The number of inmates at Lewis County Jail has dropped substantially in March, but it isn’t because crime is slowing down.
The rapid decline of inmates is due to efforts from the Lewis County Jail, the Lewis County Prosecutor’s Office and the Lewis County courts to keep population numbers low to limit the spread of the coronavirus, though as of last Tuesday, there were no confirmed cases of COVID-19 in the jail, corrections Chief Chris Sweet said.
Sweet added by his own estimate that crime hasn’t slowed down, the drop in inmate population at the jail is solely a manifestation of restrictions placed on who is being booked into the jail.
“We’re trying to be more efficient, make sure we have just the essentials here and the nonessentials were trying to (get out of the jail) to limit the exposure and limit the potential of someone getting the virus inside of our facility,” Sweet said.
Since March 2, when the jail’s total system population sat at 215 inmates, the population has dropped to 121.
The last time the jail population was as low as 121 inmates was when the jail was adding additions to their facility in 2005, according to Captain Chris Tawes, a 19-year veteran at the Lewis County Jail.
Lewis County Prosecuting Attorney Jonathan Meyer said his office is doing their part by looking at cases that have been flagged by the jail as a person in a vulnerable population and sees if there is anything that can be done to alter their sentencing or conditions.
“Obviously punishment is one thing, but we don’t want to expose them to potential sickness,” Meyer said.
Meyer gave an example of one exemplary inmate who had just 15 days left to serve and was among the vulnerable population. By working with the inmate’s attorney, the Prosecutor’s Office was able to present an order to the court to lower his sentence.
Meyer also acknowledged the Lewis County courts have a role to play in keeping the inmate population down because they are the ones who ultimately determine the bail amount.
He added that it isn’t the Prosecutor’s Office’s job to lower their bail requests to keep the inmate population low, rather it is the judges’ job to determine bail amounts that will in turn lead to fewer inmates in the jail during the coronavirus pandemic.
And the courts have made it clear they are limiting inmates to violent offenses only, according to Meyer.
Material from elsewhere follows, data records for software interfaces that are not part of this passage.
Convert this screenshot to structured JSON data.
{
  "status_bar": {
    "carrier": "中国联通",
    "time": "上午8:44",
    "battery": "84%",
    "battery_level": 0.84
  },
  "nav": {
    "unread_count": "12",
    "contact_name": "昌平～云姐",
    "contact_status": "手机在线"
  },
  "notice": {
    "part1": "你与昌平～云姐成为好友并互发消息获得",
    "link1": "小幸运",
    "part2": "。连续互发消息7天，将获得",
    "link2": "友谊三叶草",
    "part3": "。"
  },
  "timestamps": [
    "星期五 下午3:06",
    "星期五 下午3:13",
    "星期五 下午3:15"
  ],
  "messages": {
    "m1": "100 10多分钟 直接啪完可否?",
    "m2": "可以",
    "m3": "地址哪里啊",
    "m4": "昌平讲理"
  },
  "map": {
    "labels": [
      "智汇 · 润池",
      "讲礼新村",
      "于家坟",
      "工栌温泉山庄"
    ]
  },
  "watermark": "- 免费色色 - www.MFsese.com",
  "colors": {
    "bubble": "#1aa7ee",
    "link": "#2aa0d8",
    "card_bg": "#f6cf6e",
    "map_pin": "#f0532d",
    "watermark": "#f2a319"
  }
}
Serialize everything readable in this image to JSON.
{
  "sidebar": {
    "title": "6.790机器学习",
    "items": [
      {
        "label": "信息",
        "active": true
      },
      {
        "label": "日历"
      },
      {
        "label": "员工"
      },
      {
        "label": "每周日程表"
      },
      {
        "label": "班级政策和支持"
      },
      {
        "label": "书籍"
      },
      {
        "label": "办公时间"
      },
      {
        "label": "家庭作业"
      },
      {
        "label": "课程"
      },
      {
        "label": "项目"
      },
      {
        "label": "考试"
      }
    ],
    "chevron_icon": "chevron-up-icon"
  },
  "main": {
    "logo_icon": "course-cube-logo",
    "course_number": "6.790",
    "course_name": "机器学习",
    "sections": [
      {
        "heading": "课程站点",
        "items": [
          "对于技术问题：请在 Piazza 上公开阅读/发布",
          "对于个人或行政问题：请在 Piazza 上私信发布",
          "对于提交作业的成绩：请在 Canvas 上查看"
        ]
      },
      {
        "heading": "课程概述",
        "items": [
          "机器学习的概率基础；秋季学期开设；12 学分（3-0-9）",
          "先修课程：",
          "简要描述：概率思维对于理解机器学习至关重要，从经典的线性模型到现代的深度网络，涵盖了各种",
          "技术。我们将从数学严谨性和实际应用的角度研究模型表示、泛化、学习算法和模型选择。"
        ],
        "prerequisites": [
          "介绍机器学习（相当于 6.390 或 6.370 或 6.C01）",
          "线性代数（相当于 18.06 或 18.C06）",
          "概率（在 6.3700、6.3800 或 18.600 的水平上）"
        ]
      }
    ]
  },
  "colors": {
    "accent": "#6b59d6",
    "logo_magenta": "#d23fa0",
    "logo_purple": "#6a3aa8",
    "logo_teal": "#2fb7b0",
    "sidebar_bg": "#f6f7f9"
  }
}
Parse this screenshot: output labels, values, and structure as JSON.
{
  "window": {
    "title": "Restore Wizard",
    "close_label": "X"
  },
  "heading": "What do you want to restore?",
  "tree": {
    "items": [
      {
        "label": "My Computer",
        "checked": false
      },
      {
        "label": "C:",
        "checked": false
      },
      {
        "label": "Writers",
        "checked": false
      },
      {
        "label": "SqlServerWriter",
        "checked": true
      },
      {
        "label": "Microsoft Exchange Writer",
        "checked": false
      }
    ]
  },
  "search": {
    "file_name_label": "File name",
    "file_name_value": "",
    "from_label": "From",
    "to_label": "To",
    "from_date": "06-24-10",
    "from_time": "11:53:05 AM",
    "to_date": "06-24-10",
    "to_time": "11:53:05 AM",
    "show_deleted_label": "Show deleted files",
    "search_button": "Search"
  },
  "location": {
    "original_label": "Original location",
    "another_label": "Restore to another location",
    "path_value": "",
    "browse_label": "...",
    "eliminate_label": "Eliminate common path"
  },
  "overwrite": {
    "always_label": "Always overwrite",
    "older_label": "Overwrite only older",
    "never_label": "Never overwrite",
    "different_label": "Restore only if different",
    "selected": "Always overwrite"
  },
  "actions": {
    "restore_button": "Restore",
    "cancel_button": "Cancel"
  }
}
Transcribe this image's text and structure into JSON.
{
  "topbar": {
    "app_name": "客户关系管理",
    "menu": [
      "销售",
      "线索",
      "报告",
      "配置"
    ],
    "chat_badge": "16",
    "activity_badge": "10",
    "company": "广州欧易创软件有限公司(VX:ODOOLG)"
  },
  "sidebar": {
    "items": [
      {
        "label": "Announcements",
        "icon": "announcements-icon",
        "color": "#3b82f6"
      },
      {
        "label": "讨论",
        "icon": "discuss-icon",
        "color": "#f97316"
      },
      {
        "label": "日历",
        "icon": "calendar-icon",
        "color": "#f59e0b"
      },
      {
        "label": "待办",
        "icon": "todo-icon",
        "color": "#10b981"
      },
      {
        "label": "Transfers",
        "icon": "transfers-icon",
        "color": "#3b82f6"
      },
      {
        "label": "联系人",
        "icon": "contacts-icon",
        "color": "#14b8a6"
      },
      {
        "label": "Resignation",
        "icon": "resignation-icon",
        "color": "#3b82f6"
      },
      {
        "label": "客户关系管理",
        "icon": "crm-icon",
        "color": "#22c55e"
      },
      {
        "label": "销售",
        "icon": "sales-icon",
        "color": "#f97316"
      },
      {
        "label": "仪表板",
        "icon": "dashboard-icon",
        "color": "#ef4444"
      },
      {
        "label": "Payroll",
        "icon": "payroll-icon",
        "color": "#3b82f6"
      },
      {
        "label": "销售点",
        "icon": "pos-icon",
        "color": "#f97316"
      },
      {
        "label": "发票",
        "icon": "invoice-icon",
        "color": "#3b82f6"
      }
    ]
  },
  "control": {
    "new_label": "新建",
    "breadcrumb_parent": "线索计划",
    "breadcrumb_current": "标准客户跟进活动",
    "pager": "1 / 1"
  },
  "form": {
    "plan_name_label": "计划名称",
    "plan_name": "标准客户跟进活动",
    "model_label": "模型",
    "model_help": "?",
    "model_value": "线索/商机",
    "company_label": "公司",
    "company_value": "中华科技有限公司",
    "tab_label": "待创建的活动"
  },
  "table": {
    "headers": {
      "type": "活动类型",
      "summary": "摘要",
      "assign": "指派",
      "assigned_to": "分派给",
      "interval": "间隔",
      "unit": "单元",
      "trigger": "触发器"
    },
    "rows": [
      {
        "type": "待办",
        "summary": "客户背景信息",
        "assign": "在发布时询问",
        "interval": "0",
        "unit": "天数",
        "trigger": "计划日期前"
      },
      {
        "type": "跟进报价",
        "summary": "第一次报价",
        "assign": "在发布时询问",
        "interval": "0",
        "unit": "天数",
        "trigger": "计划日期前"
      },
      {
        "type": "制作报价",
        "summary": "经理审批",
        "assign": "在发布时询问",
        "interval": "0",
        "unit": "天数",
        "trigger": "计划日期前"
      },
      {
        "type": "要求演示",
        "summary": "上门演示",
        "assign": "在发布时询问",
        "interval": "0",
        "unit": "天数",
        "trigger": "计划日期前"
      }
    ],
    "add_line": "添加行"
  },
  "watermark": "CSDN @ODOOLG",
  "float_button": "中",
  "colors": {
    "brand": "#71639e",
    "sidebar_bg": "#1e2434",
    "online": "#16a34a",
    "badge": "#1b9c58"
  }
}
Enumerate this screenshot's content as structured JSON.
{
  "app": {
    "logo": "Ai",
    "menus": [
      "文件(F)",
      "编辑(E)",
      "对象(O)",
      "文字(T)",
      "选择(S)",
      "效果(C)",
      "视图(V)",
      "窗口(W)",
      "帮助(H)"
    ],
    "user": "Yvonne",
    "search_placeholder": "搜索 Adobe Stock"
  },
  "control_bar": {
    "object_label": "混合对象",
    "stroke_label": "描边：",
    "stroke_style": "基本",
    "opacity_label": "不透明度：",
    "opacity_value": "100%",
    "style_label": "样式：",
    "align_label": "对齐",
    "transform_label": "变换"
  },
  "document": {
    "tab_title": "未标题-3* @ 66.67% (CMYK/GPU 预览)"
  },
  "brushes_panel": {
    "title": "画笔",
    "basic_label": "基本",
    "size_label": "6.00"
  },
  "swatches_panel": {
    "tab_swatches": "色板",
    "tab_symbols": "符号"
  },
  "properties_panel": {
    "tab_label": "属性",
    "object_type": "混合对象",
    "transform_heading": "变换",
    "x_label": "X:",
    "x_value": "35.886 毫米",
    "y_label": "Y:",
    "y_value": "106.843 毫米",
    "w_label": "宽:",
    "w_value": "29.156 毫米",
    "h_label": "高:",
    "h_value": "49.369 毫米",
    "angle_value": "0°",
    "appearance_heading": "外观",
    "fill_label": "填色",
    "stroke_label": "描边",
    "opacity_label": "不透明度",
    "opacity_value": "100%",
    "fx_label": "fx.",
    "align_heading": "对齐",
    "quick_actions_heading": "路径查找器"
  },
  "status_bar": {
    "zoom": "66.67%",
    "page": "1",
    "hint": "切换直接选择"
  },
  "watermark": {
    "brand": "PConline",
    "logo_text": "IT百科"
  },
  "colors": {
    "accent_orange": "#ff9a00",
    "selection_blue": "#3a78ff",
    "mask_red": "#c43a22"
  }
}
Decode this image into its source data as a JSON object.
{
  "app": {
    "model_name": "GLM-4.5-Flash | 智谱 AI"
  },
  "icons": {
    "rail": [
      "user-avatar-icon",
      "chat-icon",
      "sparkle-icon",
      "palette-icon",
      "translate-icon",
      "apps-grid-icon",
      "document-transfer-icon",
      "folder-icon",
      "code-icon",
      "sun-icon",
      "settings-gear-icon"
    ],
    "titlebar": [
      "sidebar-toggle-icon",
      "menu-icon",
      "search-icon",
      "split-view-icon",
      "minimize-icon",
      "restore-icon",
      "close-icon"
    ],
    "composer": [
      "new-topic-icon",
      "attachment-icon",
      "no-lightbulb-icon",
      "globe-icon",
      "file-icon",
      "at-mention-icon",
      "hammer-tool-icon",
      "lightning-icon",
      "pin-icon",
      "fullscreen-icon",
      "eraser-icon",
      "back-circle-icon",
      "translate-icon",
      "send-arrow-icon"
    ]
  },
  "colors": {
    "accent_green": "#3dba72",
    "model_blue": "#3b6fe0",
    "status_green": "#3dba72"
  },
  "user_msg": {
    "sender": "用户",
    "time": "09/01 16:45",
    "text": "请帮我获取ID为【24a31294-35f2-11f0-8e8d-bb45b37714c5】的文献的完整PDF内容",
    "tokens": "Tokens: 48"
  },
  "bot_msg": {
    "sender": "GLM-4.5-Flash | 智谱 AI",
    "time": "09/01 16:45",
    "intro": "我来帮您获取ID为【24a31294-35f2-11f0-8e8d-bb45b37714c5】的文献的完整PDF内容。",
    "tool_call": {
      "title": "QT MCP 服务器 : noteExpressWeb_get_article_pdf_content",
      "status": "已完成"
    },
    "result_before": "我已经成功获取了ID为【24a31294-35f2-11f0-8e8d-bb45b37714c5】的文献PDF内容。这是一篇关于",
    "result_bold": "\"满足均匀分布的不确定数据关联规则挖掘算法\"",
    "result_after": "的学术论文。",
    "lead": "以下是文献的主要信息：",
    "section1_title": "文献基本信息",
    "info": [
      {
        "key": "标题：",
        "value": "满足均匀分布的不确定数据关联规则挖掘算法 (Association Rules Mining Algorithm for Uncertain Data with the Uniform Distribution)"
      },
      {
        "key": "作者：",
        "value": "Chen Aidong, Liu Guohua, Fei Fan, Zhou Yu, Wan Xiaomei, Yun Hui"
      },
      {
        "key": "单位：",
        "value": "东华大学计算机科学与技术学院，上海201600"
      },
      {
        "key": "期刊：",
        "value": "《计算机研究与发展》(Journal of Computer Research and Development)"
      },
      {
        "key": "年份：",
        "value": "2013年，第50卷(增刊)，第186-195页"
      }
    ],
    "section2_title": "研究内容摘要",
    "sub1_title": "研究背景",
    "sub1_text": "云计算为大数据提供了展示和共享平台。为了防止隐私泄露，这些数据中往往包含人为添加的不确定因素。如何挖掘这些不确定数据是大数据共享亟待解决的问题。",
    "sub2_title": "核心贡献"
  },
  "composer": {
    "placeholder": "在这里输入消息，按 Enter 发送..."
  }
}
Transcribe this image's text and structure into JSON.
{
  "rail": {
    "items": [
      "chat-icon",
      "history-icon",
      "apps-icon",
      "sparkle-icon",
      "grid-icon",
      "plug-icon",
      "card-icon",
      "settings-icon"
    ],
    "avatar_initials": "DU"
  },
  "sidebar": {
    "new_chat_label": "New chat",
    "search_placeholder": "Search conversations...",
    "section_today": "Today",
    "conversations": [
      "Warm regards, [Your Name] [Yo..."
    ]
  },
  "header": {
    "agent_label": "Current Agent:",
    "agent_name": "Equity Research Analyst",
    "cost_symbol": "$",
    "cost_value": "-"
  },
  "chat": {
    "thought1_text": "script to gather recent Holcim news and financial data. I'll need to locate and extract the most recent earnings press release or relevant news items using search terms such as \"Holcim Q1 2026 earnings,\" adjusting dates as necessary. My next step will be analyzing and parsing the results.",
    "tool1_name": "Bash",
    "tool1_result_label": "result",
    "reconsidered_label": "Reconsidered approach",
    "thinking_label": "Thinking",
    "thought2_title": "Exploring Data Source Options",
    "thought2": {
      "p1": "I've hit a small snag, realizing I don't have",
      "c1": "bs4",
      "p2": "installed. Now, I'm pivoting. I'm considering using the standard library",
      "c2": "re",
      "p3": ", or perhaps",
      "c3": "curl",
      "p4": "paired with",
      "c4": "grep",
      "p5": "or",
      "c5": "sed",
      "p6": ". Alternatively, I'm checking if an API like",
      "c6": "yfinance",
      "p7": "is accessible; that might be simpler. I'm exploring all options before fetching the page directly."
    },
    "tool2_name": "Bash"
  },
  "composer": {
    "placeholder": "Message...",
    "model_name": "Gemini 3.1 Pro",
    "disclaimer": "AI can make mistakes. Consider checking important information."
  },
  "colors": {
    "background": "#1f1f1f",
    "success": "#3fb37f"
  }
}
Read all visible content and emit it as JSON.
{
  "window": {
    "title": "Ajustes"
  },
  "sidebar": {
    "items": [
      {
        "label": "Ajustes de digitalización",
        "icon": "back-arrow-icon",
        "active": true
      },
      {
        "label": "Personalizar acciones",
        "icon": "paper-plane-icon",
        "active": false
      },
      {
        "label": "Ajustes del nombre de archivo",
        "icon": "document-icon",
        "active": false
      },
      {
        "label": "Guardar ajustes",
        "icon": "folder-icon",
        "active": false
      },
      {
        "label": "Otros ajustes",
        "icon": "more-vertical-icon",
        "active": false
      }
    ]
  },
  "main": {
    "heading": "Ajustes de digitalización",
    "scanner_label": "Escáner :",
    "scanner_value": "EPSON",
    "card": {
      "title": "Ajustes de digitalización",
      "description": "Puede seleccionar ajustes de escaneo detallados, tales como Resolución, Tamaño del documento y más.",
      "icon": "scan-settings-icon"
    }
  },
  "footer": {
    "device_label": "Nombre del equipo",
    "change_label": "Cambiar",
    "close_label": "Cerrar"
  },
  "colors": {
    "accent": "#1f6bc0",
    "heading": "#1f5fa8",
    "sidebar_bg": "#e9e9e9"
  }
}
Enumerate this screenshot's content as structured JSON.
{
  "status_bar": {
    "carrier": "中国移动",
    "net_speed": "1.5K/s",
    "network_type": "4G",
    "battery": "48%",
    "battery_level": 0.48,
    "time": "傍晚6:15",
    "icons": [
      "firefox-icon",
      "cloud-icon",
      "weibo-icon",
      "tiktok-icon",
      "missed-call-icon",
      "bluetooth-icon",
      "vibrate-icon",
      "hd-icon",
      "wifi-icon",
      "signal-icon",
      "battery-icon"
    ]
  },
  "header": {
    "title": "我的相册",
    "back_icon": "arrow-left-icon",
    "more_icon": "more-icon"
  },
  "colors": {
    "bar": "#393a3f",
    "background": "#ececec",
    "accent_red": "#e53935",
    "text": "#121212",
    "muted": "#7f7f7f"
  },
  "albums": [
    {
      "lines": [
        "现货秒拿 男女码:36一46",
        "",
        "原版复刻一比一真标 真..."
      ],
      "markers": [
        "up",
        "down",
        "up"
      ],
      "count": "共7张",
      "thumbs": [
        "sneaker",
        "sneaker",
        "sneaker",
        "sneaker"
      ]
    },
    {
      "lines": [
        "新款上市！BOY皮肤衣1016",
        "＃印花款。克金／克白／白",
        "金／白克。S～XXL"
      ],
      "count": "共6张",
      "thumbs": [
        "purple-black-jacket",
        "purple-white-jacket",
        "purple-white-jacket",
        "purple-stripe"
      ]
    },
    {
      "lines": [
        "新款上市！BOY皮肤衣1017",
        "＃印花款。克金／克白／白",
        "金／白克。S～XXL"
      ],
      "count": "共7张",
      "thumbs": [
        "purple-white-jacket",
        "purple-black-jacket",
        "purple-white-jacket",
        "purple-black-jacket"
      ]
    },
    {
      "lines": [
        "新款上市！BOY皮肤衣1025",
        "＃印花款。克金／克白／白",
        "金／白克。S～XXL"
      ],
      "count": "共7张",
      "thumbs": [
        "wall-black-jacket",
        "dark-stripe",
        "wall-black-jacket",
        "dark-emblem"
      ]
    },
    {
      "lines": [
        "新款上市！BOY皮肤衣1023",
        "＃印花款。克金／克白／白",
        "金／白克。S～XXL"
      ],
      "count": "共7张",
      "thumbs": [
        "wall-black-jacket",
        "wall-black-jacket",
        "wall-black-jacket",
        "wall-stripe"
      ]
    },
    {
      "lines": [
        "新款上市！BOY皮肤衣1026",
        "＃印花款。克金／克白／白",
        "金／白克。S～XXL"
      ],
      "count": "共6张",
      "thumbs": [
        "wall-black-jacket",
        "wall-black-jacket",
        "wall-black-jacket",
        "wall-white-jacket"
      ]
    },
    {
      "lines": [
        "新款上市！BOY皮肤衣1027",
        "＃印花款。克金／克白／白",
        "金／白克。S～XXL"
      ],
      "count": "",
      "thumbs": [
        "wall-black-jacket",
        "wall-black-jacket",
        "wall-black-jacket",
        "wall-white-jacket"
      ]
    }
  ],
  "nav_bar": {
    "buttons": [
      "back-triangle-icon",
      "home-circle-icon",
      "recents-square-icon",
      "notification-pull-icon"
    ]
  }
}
For example, just last week a man who had a history of failing to appear at court hearings and was already out of custody on conditions was picked up for a new charge — Meyer felt a $100,000 bail was appropriate.
Under normal circumstances, perhaps the courts would have agreed with Meyer’s request. But Meyer said they decided to lower the bail.
“We each have our role in the system,” Meyer said. “But the court sets the bail.”
Coincidentally — and rather conveniently, Sweet said — bookings had already been restricted prior to the coronavirus outbreak. In late February, the jail began restricting bookings to accomodate a remodeling project happening at the jail.
The project — repainting several jail cells — necessitated a fewer number of inmates in the facility to maintain the ratio of inmates to beds to bathrooms that is federally required.